One overall takeaway is that gradualist approaches will not achieve those goals by 2030. Breakthroughs will be necessary in science, in the development of new products and services, and in institutional systems. Each of the experts responded with stories that reflect big ambitions for what the future may bring. Their stories are not projections or forecasts as to what will happen; they are reasoned and reasonable conjectures about what could happen. The editors’ intent is to provide a glimpse into the possibilities for the future of sustainable development.
At a time when many people worry about stalled progress on the economic, social, and environmental challenges of sustainable development, Breakthrough is a reminder that the promise of a better future is within our grasp, across a range of domains. It will interest anyone who wonders about the world’s economic, social, and environmental future.
Homi Kharas is asenior fellow in the Center for Sustainable Development at the Brookings Institution, where he specializes in analyzing policies and finance in supportof sustainable development. His previous books include Leave No One Behind:Time for Specifics on the Sustainable Development Goals.

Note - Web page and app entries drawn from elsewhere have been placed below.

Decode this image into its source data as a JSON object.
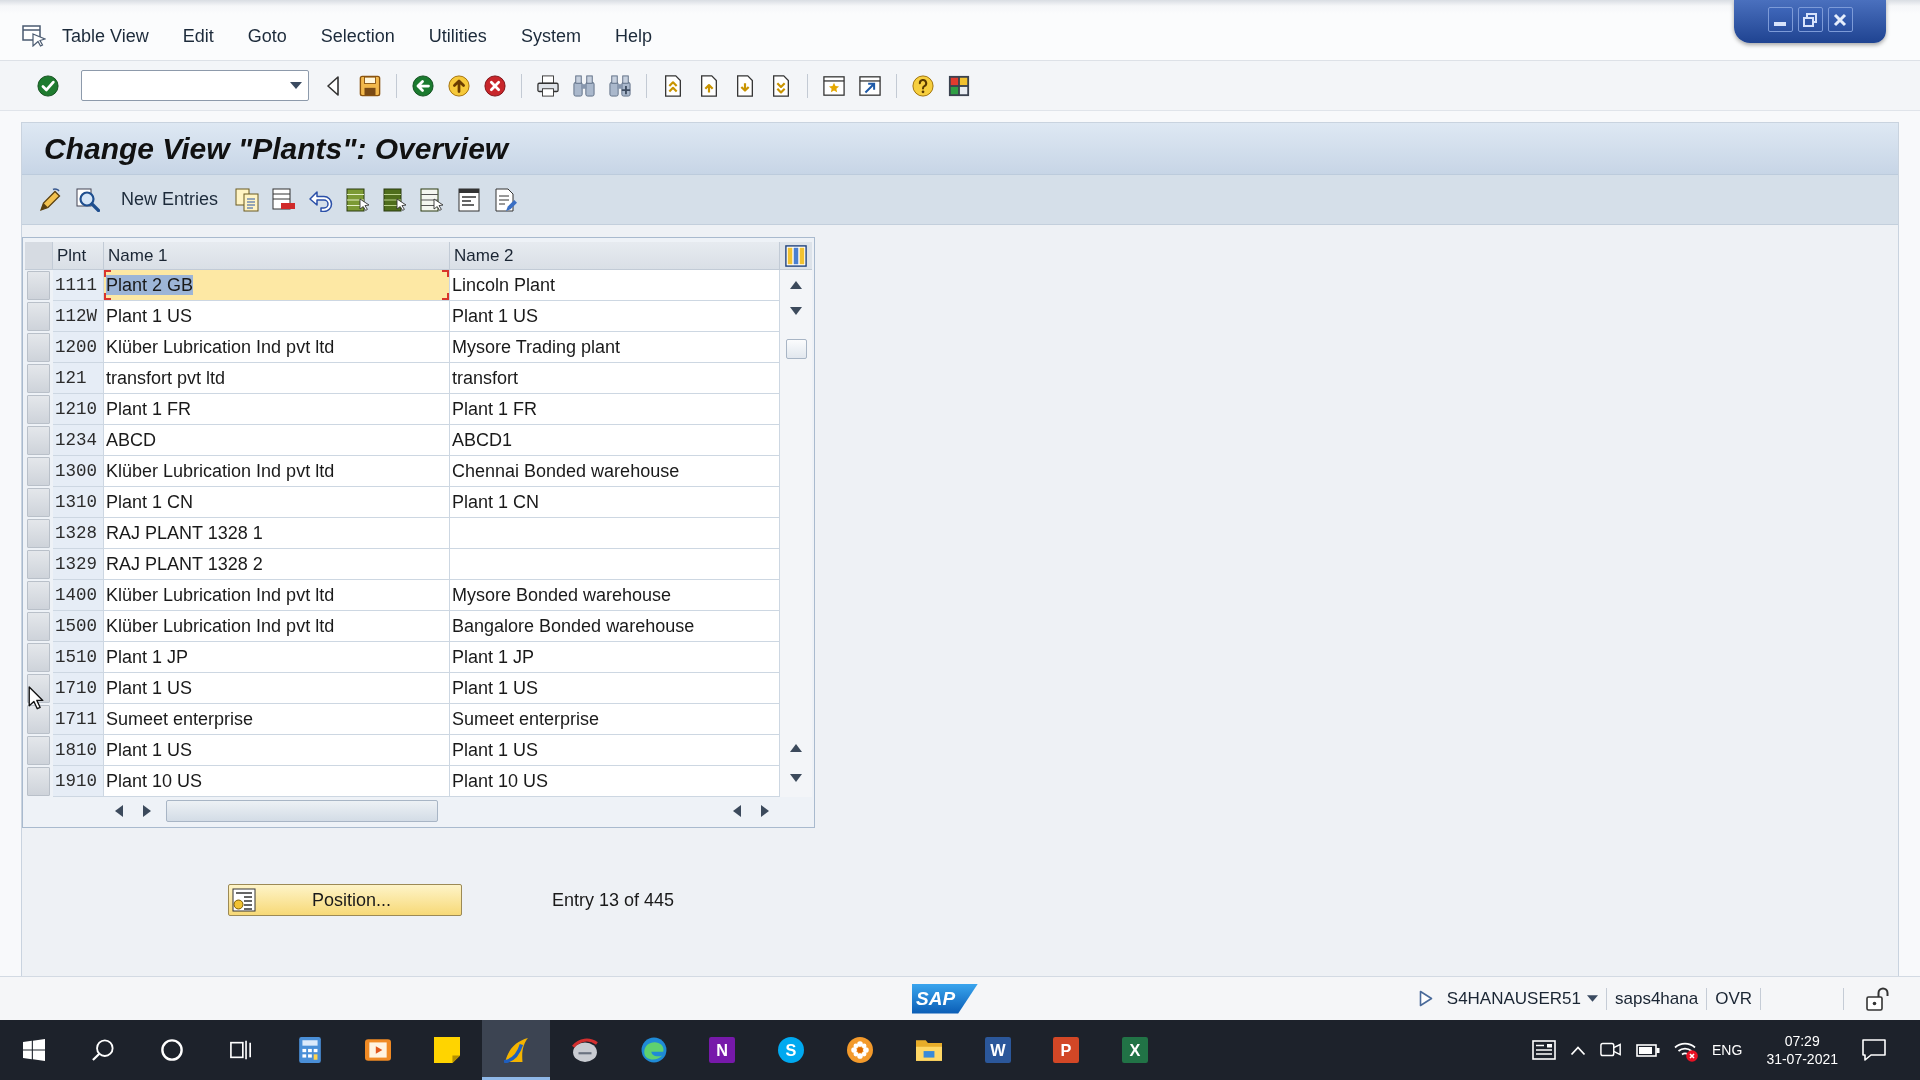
{
  "menu_bar": {
    "items": [
      "Table View",
      "Edit",
      "Goto",
      "Selection",
      "Utilities",
      "System",
      "Help"
    ]
  },
  "title": "Change View \"Plants\": Overview",
  "application_toolbar": {
    "new_entries_button": "New Entries"
  },
  "table": {
    "columns": [
      "Plnt",
      "Name 1",
      "Name 2"
    ],
    "rows": [
      {
        "plnt": "1111",
        "name_1": "Plant 2 GB",
        "name_2": "Lincoln Plant",
        "focused": true
      },
      {
        "plnt": "112W",
        "name_1": "Plant 1 US",
        "name_2": "Plant 1 US",
        "focused": false
      },
      {
        "plnt": "1200",
        "name_1": "Klüber Lubrication Ind pvt ltd",
        "name_2": "Mysore Trading plant",
        "focused": false
      },
      {
        "plnt": "121",
        "name_1": "transfort pvt ltd",
        "name_2": "transfort",
        "focused": false
      },
      {
        "plnt": "1210",
        "name_1": "Plant 1 FR",
        "name_2": "Plant 1 FR",
        "focused": false
      },
      {
        "plnt": "1234",
        "name_1": "ABCD",
        "name_2": "ABCD1",
        "focused": false
      },
      {
        "plnt": "1300",
        "name_1": "Klüber Lubrication Ind pvt ltd",
        "name_2": "Chennai Bonded warehouse",
        "focused": false
      },
      {
        "plnt": "1310",
        "name_1": "Plant 1 CN",
        "name_2": "Plant 1 CN",
        "focused": false
      },
      {
        "plnt": "1328",
        "name_1": "RAJ PLANT 1328 1",
        "focused": false
      },
      {
        "plnt": "1329",
        "name_1": "RAJ PLANT 1328 2",
        "focused": false
      },
      {
        "plnt": "1400",
        "name_1": "Klüber Lubrication Ind pvt ltd",
        "name_2": "Mysore Bonded warehouse",
        "focused": false
      },
      {
        "plnt": "1500",
        "name_1": "Klüber Lubrication Ind pvt ltd",
        "name_2": "Bangalore Bonded warehouse",
        "focused": false
      },
      {
        "plnt": "1510",
        "name_1": "Plant 1 JP",
        "name_2": "Plant 1 JP",
        "focused": false
      },
      {
        "plnt": "1710",
        "name_1": "Plant 1 US",
        "name_2": "Plant 1 US",
        "focused": false
      },
      {
        "plnt": "1711",
        "name_1": "Sumeet enterprise",
        "name_2": "Sumeet enterprise",
        "focused": false
      },
      {
        "plnt": "1810",
        "name_1": "Plant 1 US",
        "name_2": "Plant 1 US",
        "focused": false
      },
      {
        "plnt": "1910",
        "name_1": "Plant 10 US",
        "name_2": "Plant 10 US",
        "focused": false
      }
    ]
  },
  "position_button": "Position...",
  "entry_info": "Entry 13 of 445",
  "status_bar": {
    "logo": "SAP",
    "user": "S4HANAUSER51",
    "system": "saps4hana",
    "mode": "OVR"
  },
  "taskbar": {
    "apps": [
      {
        "kind": "calculator",
        "active": false
      },
      {
        "kind": "media_player",
        "active": false
      },
      {
        "kind": "sticky_notes",
        "active": false
      },
      {
        "kind": "sap_logon",
        "active": true
      },
      {
        "kind": "sap_gui",
        "active": false
      },
      {
        "kind": "edge",
        "active": false
      },
      {
        "kind": "onenote",
        "letter": "N",
        "active": false
      },
      {
        "kind": "skype",
        "letter": "S",
        "active": false
      },
      {
        "kind": "flower",
        "active": false
      },
      {
        "kind": "file_explorer",
        "active": false
      },
      {
        "kind": "word",
        "letter": "W",
        "active": false
      },
      {
        "kind": "powerpoint",
        "letter": "P",
        "active": false
      },
      {
        "kind": "excel",
        "letter": "X",
        "active": false
      }
    ],
    "language": "ENG",
    "time": "07:29",
    "date": "31-07-2021"
  }
}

John W. McArthuris a senior fellow in, and Director of, the Center for Sustainable Development at the Brookings Institution. He co-chairs the 17-Rooms initiative, a newapproach to spurring action, insight, and community for the SustainableDevelopment Goals. His previous books include From Summits to Solutions:Innovations in Implementing the Sustainable Development Goals.
Izumi Ohno is a Professor at the NationalGraduate Institute for Policy Studies in Japan, and a Senior Research Adviserto the Japan International Cooperation Agency (JICA) Ogata Sadako ResearchInstitute for Peace and Development. She specializes in internationaldevelopment policy, industrial policy and Japanese development cooperation. Herprevious books include Industrial Human Resource Development in DevelopingCountries: Knowledge and Skills in the Era of SDGs.

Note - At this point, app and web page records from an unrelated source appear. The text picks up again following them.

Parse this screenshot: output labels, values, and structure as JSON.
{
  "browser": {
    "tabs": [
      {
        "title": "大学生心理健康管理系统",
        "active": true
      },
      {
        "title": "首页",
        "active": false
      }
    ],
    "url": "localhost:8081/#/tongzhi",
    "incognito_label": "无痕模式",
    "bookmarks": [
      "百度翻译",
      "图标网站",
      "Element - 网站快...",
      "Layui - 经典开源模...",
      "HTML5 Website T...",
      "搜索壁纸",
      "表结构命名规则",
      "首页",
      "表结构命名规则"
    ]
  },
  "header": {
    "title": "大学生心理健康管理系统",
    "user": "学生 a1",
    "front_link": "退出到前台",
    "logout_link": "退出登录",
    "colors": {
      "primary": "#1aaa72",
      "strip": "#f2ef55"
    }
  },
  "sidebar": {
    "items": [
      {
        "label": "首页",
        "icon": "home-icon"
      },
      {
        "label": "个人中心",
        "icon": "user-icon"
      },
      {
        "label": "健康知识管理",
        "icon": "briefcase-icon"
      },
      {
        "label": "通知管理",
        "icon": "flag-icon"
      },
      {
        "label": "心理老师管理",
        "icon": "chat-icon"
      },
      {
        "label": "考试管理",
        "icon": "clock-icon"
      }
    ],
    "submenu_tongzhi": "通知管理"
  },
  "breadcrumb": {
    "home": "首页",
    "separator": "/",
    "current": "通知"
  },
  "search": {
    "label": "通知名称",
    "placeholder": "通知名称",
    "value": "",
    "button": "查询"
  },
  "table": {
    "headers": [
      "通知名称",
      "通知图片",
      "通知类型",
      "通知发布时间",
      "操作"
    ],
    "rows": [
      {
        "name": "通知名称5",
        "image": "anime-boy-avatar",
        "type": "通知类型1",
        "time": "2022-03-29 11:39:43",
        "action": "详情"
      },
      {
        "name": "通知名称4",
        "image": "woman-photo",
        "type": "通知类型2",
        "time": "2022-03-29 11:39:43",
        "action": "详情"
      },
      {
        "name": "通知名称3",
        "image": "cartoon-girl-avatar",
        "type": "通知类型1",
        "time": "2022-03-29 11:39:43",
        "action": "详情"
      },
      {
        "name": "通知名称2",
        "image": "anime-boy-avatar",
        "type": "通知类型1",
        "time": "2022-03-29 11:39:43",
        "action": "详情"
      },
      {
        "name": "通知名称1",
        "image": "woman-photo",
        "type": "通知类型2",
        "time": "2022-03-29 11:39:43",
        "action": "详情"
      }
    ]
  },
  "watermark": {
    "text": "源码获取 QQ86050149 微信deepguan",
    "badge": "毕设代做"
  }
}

1. Breakthroughs: Why We Need Them for Sustainable DevelopmentHomi Kharas, John W. McArthur, and Izumi Ohno
2. Breakthrough Technologies for Pandemic PreparednessYolanda Botii-Lodovico and Pardis Sabeti
3. Fixing the Real “World Wide Web”: Breakthroughs at the Interface of Food, Agriculture, and Large-Scale ComputationZachary Bogue
4. Too Cheap to Meter: The Promise of Unstored Solar PowerVijay Modi
5. Interspecies MoneyJonathan Ledgard
6. Predictable Disasters: AI and the Future of Crisis ResponseTarek Ghani and Grant Gordon
7. How AgriTech Is Transforming Traditional Agriculture in Emerging Markets: “Think Big, Act Fast, Start Small”Lesly Goh
8. Eyes on the Planet: Toward Zero DeforestationHiroaki Okonogi, Elji Yamada, and Takahiro Morita
9. Redefining the Smart City for Sustainable DevelopmentTomoyuki Naito
10. How Digital Systems Will Transform the Future of Money and DevelopmentTomicah Tillemann
11. A Short Story of Transmediary PlatformsBright Simons
12. Unleashing Meaningful BreakthroughsAnn Mei Chang
Focusing on UN Sustainable Development Goals (SDGs)—ending poverty, malnutrition, deforestation, and climate change—Kharas, McArthur, and Ohno ask what key ingredients produce nonlinear breakthroughs. They argue that a gradualist approach will fail and that exponential progress comes only with better policy and politics as well as technology. The book's 12 chapters draw on more than a dozen authors with expertise in science, business, civil society, and policy making. Overall, they find that best practices for innovation include user-centered design, understanding the context and concerns of affected communities, smart risk-taking, designing for scale and sustainability from the start, and collaboration. Chapter 4 examines utility-scale solar power, finding it nearly free as costs lie with battery storage and metering rather than with the electrical power itself. Chapter 7 targets smallholder agriculture with the maxim "think big, act fast, start small" to help improve agronomic decisions regarding activities such as fertilizing, watering, and harvesting. Chapter 9 explores "smart cities" as more than just a venue for showcasing new technology, from transportation to utilizing sensors for collecting large data sets for AI analysis. Throughout, contributing authors rightly recognize that new breakthrough technologies risk primarily benefiting the world's wealthiest, further exacerbating inequities borne by poor and rural populations. Highly recommended.